# Your instructions
Which lines below hold the word "location"? Report each one.

# Supplied entries

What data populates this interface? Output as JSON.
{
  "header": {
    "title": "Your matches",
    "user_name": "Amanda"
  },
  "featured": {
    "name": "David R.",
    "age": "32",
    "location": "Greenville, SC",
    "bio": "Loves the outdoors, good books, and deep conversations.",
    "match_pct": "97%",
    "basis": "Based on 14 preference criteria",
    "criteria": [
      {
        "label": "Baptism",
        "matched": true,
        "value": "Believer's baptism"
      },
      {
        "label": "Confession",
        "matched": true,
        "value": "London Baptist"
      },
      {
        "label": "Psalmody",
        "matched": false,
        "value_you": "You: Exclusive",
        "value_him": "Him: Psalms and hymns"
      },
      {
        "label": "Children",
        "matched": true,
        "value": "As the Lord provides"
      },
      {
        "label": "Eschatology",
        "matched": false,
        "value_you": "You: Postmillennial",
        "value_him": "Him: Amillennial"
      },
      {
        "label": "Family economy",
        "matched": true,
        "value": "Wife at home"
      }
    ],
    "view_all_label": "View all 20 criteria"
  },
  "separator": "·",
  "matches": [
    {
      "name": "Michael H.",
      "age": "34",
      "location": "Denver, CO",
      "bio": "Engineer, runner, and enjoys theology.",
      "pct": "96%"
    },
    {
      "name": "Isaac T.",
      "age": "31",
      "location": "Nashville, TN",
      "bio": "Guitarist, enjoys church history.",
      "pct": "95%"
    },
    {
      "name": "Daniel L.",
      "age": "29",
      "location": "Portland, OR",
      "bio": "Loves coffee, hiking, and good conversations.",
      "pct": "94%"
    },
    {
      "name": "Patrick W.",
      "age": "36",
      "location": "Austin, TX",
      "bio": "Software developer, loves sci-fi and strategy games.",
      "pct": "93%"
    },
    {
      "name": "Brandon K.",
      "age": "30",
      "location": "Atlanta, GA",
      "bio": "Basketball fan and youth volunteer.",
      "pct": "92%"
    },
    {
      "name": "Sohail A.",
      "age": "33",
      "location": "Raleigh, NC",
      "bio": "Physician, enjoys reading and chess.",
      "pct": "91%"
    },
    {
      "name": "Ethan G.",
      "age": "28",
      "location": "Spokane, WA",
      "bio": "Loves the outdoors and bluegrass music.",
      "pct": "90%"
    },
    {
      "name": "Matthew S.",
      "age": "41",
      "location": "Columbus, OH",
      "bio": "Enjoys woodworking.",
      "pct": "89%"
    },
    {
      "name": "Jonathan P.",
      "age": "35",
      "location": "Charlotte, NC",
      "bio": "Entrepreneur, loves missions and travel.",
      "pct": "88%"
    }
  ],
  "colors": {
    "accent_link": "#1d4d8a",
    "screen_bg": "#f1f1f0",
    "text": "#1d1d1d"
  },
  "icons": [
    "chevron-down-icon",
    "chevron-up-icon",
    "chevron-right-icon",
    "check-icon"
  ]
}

# Solution
    "location": "Greenville, SC",
      "location": "Denver, CO",
      "location": "Nashville, TN",
      "location": "Portland, OR",
      "location": "Austin, TX",
      "location": "Atlanta, GA",
      "location": "Raleigh, NC",
      "location": "Spokane, WA",
      "location": "Columbus, OH",
      "location": "Charlotte, NC",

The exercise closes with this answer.